The fiscal second quarter (July-September), which coincided with the July 1 roll-out of GST, saw GDP growth accelerate to 6.3%, from 5.7% in the first quarter. The new indirect tax regime had an impact — both in terms of the methodology of calculating GDP, as well as on the performance of the input parameters themselves.
‘Uncertainty over GST’
“In a normal year, businesses are conversant with the tax processes, and so know their tax liability, so the collections are usually in line with what is anticipated,” TCA Anant, Chief Statistician of India and Secretary to the Ministry of Statistics and Programme Implementation, said on Thursday. “However, this year, the uncertainty surrounding GST procedures, and the leeway the government has given in terms of extended deadlines, has meant that the indirect tax collections for the particular period are still being updated.” Gross Domestic Product (GSP) is calculated by adding the indirect taxes figure to Gross Value Added (GVA), and subtracting subsidies, Mr. Anant said, highlighting the reason that GST collections are so crucial for accurate GDP computation.
“On the one hand, there would possibly have been some disruption in the early days of GST due to the uncertainty surrounding the new processes,” Anis Chakravarty, Lead Economist at Deloitte India, told The Hindu. “On the other hand, net taxes are added back to the GVA and somewhat lower collections on the GST front could have had some dampening effect as compared to a non-GST year.”
Mr. Anant said the GDP data for the second quarter could see an upward revision when the government released its revised estimates as it would reflect the final indirect tax collections — a figure that would include the taxes collected from late filers as well.
“The Q2 growth pick up is almost entirely due to the growth pick up in manufacturing, which came to a standstill prior to GST due to destocking,” D.K. Srivastava, Chief Policy Advisor at EY India, said. “When GST got implemented, then orders started flowing in and growth picked up. So, GST has had a major impact on this quarter’s growth rate. In the coming quarters, the GST reforms in terms of rates and compliance should play a significant part in manufacturing sector growth.”

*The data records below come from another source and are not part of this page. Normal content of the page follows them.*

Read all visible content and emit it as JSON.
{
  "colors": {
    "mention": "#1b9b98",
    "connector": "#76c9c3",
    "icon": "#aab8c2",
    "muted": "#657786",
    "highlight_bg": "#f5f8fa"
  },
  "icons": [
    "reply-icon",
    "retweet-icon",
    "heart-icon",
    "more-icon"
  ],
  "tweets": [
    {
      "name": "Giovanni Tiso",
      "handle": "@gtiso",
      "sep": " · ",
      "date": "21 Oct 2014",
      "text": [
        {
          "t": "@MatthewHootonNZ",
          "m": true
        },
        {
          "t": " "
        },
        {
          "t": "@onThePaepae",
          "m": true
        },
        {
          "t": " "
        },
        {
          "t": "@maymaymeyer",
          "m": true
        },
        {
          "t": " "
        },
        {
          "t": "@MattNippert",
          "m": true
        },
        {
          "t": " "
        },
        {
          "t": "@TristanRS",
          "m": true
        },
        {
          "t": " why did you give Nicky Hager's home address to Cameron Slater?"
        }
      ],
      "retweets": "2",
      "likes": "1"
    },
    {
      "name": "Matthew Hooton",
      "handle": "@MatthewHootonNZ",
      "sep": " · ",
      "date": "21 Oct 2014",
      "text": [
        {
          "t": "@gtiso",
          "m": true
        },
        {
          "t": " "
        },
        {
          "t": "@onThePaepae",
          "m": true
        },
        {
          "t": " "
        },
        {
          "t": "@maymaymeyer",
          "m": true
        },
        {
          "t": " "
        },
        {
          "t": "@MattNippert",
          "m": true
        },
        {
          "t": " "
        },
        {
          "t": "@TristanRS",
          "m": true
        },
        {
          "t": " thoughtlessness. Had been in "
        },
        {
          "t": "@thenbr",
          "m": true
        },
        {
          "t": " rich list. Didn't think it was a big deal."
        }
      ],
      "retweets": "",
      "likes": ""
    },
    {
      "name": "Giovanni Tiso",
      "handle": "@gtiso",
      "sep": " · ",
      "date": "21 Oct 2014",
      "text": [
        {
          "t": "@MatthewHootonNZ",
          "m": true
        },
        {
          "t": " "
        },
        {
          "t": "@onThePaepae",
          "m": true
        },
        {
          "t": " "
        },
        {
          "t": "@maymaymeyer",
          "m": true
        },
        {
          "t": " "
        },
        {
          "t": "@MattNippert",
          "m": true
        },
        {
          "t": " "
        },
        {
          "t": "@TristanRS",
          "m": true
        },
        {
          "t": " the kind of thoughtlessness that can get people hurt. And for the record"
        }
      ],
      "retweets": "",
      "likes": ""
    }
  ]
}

Mr. Anant said services was another area impacted by GST as earlier sales tax data was used to gauge activity.
“What we looked at instead was the sales tax collections for items that are currently outside GST, and what we found was that there is a stable ratio between those collections and overall sales tax collections in the past,” Mr. Anant said. “So, we used that as the basis to estimate services sector activity in this quarter.”
According to tax analysts, the services sector, especially hotels and restaurants, have suffered due to the increase in their effective tax rate under GST, and so the tax collection data from these sectors could be dampened.
SOURCE – THE HINDU